The balcony's view is north, with a spanning view from east to west.
To the east is the impressive Verdugo Mountains, about a mile and a half away.
When facing north I can see the "B" on the foothills representing Burbank, as well as the areas that were on fire least year.
To the west is Universal Studios, Griffith Park, Forest Lawn and the back of the Hollywood Sign hill.
Straight ahead is the mid level of the tree canopy of our neighborhood, a property that has been under construction since before we moved in years ago and the inhabited neighboring houses and apartment buildings.
The alignment of these elements is in such a way that many local birds live in the area. They love this area because of the variety and quantity of trees.
Our town has a sign on the main road that reads, "Tree City USA." In researching about this sign I found this on ArborDay.gov: "The Tree City USA program has been greening up cities and towns across America since 1976. It is a nationwide movement that provides the framework necessary for communities to manage and expand their public trees. More than 3,400 communities have made the commitment to becoming a Tree City USA. They have achieved Tree City USA status by meeting four core standards of sound urban forestry management: maintaining a tree board or department, having a community tree ordinance, spending at least $2 per capita on urban forestry and celebrating Arbor Day."

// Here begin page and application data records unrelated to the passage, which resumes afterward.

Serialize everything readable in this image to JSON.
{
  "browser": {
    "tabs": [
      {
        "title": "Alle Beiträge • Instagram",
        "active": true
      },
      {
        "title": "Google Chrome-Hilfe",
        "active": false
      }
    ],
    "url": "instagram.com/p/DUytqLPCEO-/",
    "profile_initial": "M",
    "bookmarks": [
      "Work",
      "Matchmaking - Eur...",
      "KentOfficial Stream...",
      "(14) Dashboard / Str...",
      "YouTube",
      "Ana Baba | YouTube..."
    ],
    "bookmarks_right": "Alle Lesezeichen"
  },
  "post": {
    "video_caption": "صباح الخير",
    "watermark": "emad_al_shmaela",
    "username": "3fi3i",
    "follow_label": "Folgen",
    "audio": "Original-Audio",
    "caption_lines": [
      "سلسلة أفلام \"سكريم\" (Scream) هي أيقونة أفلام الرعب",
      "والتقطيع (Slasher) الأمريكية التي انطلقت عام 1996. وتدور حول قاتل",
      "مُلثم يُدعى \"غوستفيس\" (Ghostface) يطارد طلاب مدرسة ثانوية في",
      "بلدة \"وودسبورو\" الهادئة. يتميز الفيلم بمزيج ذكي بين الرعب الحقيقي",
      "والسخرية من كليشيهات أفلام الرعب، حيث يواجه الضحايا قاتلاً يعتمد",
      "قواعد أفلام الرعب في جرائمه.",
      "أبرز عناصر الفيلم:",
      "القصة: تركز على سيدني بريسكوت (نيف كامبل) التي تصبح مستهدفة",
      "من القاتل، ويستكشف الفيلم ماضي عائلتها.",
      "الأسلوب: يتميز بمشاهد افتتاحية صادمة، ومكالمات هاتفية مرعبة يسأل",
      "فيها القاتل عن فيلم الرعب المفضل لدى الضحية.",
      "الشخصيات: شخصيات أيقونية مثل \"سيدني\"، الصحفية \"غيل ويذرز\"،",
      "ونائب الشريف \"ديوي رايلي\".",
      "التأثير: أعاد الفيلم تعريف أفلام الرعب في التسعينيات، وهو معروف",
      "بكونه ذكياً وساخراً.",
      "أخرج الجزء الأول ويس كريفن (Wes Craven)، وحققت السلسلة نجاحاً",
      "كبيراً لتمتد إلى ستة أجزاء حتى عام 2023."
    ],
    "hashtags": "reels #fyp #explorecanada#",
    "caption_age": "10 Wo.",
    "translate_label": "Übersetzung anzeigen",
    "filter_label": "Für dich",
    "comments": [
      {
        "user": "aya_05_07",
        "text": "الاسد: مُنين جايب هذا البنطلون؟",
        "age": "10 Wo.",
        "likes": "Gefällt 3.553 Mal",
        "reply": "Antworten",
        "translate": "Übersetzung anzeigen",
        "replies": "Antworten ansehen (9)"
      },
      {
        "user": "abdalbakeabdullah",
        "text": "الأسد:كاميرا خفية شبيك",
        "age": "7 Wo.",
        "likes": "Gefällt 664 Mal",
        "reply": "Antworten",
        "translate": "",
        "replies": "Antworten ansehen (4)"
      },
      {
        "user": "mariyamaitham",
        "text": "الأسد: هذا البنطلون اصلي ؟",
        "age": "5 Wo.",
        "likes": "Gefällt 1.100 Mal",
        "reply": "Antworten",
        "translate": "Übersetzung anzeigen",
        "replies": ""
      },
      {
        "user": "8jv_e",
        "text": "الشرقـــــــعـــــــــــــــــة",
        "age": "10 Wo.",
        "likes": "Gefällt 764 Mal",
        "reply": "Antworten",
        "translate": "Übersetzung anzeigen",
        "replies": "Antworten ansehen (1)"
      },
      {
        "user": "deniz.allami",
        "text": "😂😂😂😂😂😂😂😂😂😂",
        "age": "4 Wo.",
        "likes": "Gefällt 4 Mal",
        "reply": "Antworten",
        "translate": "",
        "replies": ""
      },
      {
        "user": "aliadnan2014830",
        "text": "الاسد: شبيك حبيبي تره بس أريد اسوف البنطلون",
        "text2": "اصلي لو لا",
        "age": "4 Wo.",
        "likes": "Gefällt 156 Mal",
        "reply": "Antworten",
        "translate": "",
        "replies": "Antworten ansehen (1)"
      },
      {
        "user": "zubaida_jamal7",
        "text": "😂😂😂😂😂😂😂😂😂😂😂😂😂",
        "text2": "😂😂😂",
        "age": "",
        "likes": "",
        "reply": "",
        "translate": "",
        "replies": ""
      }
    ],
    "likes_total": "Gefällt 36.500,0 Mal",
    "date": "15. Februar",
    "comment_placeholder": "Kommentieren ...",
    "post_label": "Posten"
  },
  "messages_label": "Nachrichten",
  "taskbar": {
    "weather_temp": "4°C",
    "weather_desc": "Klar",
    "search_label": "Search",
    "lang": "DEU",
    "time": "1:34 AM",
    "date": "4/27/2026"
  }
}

The ecological benefits of this program's push for making trees a priority in city planning and maintenance is abundantly clear from my balcony.
Having a variety of trees means we have a variety of birds in the area. Each tree is a niche home for certain species of birds. The tree abundance attracts many smaller prey birds to the neighborhood.
Once in a while, we get a visit from a large predator bird checking out the meal options - and once in a while, I'm there to witness it, with my camera in hand.
Our neighborhood received a visit from a HUGE Red-tailed Hawk.
This gorgeous bird swooped on through in the beautiful breeze and landed on a tree across from my balcony.
He was there for about 10 minutes, watching and waiting as the little birds thought it was safe to come back out.
While the smaller birds were brave enough to come back out in the open, they felt something wasn't quite right. They all turned and faced the hawk in the tree across the road.
^^ This is as close as the zoom on my camera could get. ^^
Eventually the hawk flew out of the tree, around our building and onto a wooden post on the western side of the building.
Does it seem like he's looking at me?
He stayed there a minute and then flew away.
^^ I caught that red tail! ^^
What a beautiful sighting!
I immediately grabbed my "Birds of Southern California" Guide and made sure I knew what kind of Hawk it was.
Definitely a Red-tailed Hawk.
The Red-tailed Hawk is the most common Hawk in this region. Averaging 22" in height and a wingspan of 50", this is a huge predatory bird. It was awesome seeing it in flight and seeing it strategize its next moves from the tree perch.
Until next time,
Did you hear? The Hawk Returned! See it here!